All of the data is to be copied word for word.

- - - - -

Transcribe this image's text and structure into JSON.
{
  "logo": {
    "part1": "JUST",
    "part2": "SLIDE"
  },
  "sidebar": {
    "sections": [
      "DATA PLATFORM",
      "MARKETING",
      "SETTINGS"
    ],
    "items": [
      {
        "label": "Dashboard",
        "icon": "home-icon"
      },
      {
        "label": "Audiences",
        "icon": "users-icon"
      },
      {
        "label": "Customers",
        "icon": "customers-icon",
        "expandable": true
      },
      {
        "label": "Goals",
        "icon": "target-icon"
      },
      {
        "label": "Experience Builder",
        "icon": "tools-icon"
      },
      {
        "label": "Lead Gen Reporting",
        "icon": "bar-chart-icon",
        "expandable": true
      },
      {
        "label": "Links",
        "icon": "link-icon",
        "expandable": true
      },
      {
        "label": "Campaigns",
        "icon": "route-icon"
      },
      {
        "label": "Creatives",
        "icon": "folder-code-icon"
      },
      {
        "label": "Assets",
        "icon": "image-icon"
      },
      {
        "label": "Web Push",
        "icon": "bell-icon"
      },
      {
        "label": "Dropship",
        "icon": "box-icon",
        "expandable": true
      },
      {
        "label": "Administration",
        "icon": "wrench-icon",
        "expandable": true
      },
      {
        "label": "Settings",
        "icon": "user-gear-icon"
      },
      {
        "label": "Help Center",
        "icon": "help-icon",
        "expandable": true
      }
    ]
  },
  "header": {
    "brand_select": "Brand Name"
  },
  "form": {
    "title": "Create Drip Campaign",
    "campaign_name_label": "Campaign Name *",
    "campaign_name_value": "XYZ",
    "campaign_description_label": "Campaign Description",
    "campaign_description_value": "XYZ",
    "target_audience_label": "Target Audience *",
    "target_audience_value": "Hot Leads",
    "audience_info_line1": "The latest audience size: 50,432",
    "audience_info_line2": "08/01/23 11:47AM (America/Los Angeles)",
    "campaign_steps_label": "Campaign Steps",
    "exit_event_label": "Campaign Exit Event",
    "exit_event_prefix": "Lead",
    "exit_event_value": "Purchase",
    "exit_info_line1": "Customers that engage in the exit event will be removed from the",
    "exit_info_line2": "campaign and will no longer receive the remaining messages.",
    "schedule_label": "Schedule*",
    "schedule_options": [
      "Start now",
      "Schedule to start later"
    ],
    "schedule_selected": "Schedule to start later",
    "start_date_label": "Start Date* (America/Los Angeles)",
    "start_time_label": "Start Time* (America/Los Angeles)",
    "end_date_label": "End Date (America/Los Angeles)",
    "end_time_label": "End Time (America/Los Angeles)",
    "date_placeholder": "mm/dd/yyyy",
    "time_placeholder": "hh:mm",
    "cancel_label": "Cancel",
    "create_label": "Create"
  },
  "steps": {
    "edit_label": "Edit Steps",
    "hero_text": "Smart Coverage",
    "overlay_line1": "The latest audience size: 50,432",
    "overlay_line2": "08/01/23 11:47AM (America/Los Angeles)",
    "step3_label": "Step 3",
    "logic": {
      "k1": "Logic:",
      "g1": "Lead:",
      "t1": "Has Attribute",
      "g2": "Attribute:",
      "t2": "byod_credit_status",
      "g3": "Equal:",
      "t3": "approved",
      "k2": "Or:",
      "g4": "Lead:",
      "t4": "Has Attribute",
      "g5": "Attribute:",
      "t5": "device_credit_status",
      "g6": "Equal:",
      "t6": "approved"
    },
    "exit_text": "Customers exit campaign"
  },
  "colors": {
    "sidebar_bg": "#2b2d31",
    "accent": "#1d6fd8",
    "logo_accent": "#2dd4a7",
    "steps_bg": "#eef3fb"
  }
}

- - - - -

## COMPLETED TASK:
Transcribe this image's text and structure into JSON.
{
  "logo": {
    "part1": "JUST",
    "part2": "SLIDE"
  },
  "sidebar": {
    "sections": [
      "DATA PLATFORM",
      "MARKETING",
      "SETTINGS"
    ],
    "items": [
      {
        "label": "Dashboard",
        "icon": "home-icon"
      },
      {
        "label": "Audiences",
        "icon": "users-icon"
      },
      {
        "label": "Customers",
        "icon": "customers-icon",
        "expandable": true
      },
      {
        "label": "Goals",
        "icon": "target-icon"
      },
      {
        "label": "Experience Builder",
        "icon": "tools-icon"
      },
      {
        "label": "Lead Gen Reporting",
        "icon": "bar-chart-icon",
        "expandable": true
      },
      {
        "label": "Links",
        "icon": "link-icon",
        "expandable": true
      },
      {
        "label": "Campaigns",
        "icon": "route-icon"
      },
      {
        "label": "Creatives",
        "icon": "folder-code-icon"
      },
      {
        "label": "Assets",
        "icon": "image-icon"
      },
      {
        "label": "Web Push",
        "icon": "bell-icon"
      },
      {
        "label": "Dropship",
        "icon": "box-icon",
        "expandable": true
      },
      {
        "label": "Administration",
        "icon": "wrench-icon",
        "expandable": true
      },
      {
        "label": "Settings",
        "icon": "user-gear-icon"
      },
      {
        "label": "Help Center",
        "icon": "help-icon",
        "expandable": true
      }
    ]
  },
  "header": {
    "brand_select": "Brand Name"
  },
  "form": {
    "title": "Create Drip Campaign",
    "campaign_name_label": "Campaign Name *",
    "campaign_name_value": "XYZ",
    "campaign_description_label": "Campaign Description",
    "campaign_description_value": "XYZ",
    "target_audience_label": "Target Audience *",
    "target_audience_value": "Hot Leads",
    "audience_info_line1": "The latest audience size: 50,432",
    "audience_info_line2": "08/01/23 11:47AM (America/Los Angeles)",
    "campaign_steps_label": "Campaign Steps",
    "exit_event_label": "Campaign Exit Event",
    "exit_event_prefix": "Lead",
    "exit_event_value": "Purchase",
    "exit_info_line1": "Customers that engage in the exit event will be removed from the",
    "exit_info_line2": "campaign and will no longer receive the remaining messages.",
    "schedule_label": "Schedule*",
    "schedule_options": [
      "Start now",
      "Schedule to start later"
    ],
    "schedule_selected": "Schedule to start later",
    "start_date_label": "Start Date* (America/Los Angeles)",
    "start_time_label": "Start Time* (America/Los Angeles)",
    "end_date_label": "End Date (America/Los Angeles)",
    "end_time_label": "End Time (America/Los Angeles)",
    "date_placeholder": "mm/dd/yyyy",
    "time_placeholder": "hh:mm",
    "cancel_label": "Cancel",
    "create_label": "Create"
  },
  "steps": {
    "edit_label": "Edit Steps",
    "hero_text": "Smart Coverage",
    "overlay_line1": "The latest audience size: 50,432",
    "overlay_line2": "08/01/23 11:47AM (America/Los Angeles)",
    "step3_label": "Step 3",
    "logic": {
      "k1": "Logic:",
      "g1": "Lead:",
      "t1": "Has Attribute",
      "g2": "Attribute:",
      "t2": "byod_credit_status",
      "g3": "Equal:",
      "t3": "approved",
      "k2": "Or:",
      "g4": "Lead:",
      "t4": "Has Attribute",
      "g5": "Attribute:",
      "t5": "device_credit_status",
      "g6": "Equal:",
      "t6": "approved"
    },
    "exit_text": "Customers exit campaign"
  },
  "colors": {
    "sidebar_bg": "#2b2d31",
    "accent": "#1d6fd8",
    "logo_accent": "#2dd4a7",
    "steps_bg": "#eef3fb"
  }
}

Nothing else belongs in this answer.